*EXERCISE OBJECTIVE*: Give back the full data, retyped precisely.

*MATERIAL PROVIDED*:
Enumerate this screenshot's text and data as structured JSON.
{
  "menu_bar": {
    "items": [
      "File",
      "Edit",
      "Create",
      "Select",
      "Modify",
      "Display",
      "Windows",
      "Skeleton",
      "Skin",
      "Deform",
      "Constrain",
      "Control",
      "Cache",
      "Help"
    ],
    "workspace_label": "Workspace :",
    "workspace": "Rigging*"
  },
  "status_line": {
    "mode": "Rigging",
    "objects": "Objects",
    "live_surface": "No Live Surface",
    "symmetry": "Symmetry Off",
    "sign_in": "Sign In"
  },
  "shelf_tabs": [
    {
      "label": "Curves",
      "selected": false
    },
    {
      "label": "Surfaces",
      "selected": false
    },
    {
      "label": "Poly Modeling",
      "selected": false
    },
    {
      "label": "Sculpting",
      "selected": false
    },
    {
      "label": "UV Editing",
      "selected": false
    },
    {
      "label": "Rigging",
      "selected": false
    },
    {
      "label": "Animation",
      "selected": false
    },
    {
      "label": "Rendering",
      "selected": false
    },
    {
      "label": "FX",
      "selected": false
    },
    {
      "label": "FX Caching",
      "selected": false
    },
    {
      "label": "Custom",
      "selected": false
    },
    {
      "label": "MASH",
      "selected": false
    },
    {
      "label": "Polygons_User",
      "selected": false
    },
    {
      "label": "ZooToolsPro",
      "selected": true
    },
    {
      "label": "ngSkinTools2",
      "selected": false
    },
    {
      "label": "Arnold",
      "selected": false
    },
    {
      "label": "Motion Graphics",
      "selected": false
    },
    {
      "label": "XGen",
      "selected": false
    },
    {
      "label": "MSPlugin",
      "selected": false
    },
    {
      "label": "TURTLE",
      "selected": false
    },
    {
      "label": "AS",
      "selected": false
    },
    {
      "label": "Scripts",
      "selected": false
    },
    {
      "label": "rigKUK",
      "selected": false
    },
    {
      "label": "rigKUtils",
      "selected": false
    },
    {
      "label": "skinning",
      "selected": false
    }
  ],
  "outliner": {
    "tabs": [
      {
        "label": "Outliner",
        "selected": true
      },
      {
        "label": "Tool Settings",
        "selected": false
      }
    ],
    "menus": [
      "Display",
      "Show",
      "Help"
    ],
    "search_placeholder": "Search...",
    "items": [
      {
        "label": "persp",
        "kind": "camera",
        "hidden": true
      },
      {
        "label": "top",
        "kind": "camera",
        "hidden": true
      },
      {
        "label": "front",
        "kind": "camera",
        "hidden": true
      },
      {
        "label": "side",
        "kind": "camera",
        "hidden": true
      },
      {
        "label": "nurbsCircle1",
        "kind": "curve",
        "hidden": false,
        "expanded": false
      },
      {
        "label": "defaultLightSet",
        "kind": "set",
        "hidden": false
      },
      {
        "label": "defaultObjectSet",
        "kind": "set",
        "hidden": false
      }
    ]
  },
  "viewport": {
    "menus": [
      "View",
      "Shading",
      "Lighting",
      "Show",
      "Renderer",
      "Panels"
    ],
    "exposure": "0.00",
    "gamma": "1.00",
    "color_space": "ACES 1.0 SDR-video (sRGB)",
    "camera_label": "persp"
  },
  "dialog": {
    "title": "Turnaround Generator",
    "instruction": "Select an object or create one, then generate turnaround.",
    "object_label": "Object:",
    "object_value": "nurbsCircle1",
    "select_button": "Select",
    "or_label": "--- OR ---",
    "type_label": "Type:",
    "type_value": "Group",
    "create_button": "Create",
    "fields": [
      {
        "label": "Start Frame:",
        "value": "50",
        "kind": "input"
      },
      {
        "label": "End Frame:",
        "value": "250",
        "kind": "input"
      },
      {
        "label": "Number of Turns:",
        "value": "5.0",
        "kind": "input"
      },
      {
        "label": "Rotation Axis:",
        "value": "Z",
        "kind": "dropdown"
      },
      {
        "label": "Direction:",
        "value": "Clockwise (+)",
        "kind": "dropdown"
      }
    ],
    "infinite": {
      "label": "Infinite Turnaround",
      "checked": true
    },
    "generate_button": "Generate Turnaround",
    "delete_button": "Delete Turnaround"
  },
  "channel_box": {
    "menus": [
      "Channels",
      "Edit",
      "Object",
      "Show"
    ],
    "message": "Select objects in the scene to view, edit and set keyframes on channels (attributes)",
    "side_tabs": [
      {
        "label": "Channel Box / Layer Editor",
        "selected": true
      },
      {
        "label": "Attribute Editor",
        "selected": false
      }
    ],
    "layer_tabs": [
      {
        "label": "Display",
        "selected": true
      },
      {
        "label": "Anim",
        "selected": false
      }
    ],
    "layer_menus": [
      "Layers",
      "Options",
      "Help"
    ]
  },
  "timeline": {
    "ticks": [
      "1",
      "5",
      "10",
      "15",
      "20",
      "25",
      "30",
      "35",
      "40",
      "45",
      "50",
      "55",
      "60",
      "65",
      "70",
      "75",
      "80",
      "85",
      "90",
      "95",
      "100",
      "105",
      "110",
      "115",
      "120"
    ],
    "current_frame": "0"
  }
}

*ANSWER BELOW*:
Enumerate this screenshot's text and data as structured JSON.
{
  "menu_bar": {
    "items": [
      "File",
      "Edit",
      "Create",
      "Select",
      "Modify",
      "Display",
      "Windows",
      "Skeleton",
      "Skin",
      "Deform",
      "Constrain",
      "Control",
      "Cache",
      "Help"
    ],
    "workspace_label": "Workspace :",
    "workspace": "Rigging*"
  },
  "status_line": {
    "mode": "Rigging",
    "objects": "Objects",
    "live_surface": "No Live Surface",
    "symmetry": "Symmetry Off",
    "sign_in": "Sign In"
  },
  "shelf_tabs": [
    {
      "label": "Curves",
      "selected": false
    },
    {
      "label": "Surfaces",
      "selected": false
    },
    {
      "label": "Poly Modeling",
      "selected": false
    },
    {
      "label": "Sculpting",
      "selected": false
    },
    {
      "label": "UV Editing",
      "selected": false
    },
    {
      "label": "Rigging",
      "selected": false
    },
    {
      "label": "Animation",
      "selected": false
    },
    {
      "label": "Rendering",
      "selected": false
    },
    {
      "label": "FX",
      "selected": false
    },
    {
      "label": "FX Caching",
      "selected": false
    },
    {
      "label": "Custom",
      "selected": false
    },
    {
      "label": "MASH",
      "selected": false
    },
    {
      "label": "Polygons_User",
      "selected": false
    },
    {
      "label": "ZooToolsPro",
      "selected": true
    },
    {
      "label": "ngSkinTools2",
      "selected": false
    },
    {
      "label": "Arnold",
      "selected": false
    },
    {
      "label": "Motion Graphics",
      "selected": false
    },
    {
      "label": "XGen",
      "selected": false
    },
    {
      "label": "MSPlugin",
      "selected": false
    },
    {
      "label": "TURTLE",
      "selected": false
    },
    {
      "label": "AS",
      "selected": false
    },
    {
      "label": "Scripts",
      "selected": false
    },
    {
      "label": "rigKUK",
      "selected": false
    },
    {
      "label": "rigKUtils",
      "selected": false
    },
    {
      "label": "skinning",
      "selected": false
    }
  ],
  "outliner": {
    "tabs": [
      {
        "label": "Outliner",
        "selected": true
      },
      {
        "label": "Tool Settings",
        "selected": false
      }
    ],
    "menus": [
      "Display",
      "Show",
      "Help"
    ],
    "search_placeholder": "Search...",
    "items": [
      {
        "label": "persp",
        "kind": "camera",
        "hidden": true
      },
      {
        "label": "top",
        "kind": "camera",
        "hidden": true
      },
      {
        "label": "front",
        "kind": "camera",
        "hidden": true
      },
      {
        "label": "side",
        "kind": "camera",
        "hidden": true
      },
      {
        "label": "nurbsCircle1",
        "kind": "curve",
        "hidden": false,
        "expanded": false
      },
      {
        "label": "defaultLightSet",
        "kind": "set",
        "hidden": false
      },
      {
        "label": "defaultObjectSet",
        "kind": "set",
        "hidden": false
      }
    ]
  },
  "viewport": {
    "menus": [
      "View",
      "Shading",
      "Lighting",
      "Show",
      "Renderer",
      "Panels"
    ],
    "exposure": "0.00",
    "gamma": "1.00",
    "color_space": "ACES 1.0 SDR-video (sRGB)",
    "camera_label": "persp"
  },
  "dialog": {
    "title": "Turnaround Generator",
    "instruction": "Select an object or create one, then generate turnaround.",
    "object_label": "Object:",
    "object_value": "nurbsCircle1",
    "select_button": "Select",
    "or_label": "--- OR ---",
    "type_label": "Type:",
    "type_value": "Group",
    "create_button": "Create",
    "fields": [
      {
        "label": "Start Frame:",
        "value": "50",
        "kind": "input"
      },
      {
        "label": "End Frame:",
        "value": "250",
        "kind": "input"
      },
      {
        "label": "Number of Turns:",
        "value": "5.0",
        "kind": "input"
      },
      {
        "label": "Rotation Axis:",
        "value": "Z",
        "kind": "dropdown"
      },
      {
        "label": "Direction:",
        "value": "Clockwise (+)",
        "kind": "dropdown"
      }
    ],
    "infinite": {
      "label": "Infinite Turnaround",
      "checked": true
    },
    "generate_button": "Generate Turnaround",
    "delete_button": "Delete Turnaround"
  },
  "channel_box": {
    "menus": [
      "Channels",
      "Edit",
      "Object",
      "Show"
    ],
    "message": "Select objects in the scene to view, edit and set keyframes on channels (attributes)",
    "side_tabs": [
      {
        "label": "Channel Box / Layer Editor",
        "selected": true
      },
      {
        "label": "Attribute Editor",
        "selected": false
      }
    ],
    "layer_tabs": [
      {
        "label": "Display",
        "selected": true
      },
      {
        "label": "Anim",
        "selected": false
      }
    ],
    "layer_menus": [
      "Layers",
      "Options",
      "Help"
    ]
  },
  "timeline": {
    "ticks": [
      "1",
      "5",
      "10",
      "15",
      "20",
      "25",
      "30",
      "35",
      "40",
      "45",
      "50",
      "55",
      "60",
      "65",
      "70",
      "75",
      "80",
      "85",
      "90",
      "95",
      "100",
      "105",
      "110",
      "115",
      "120"
    ],
    "current_frame": "0"
  }
}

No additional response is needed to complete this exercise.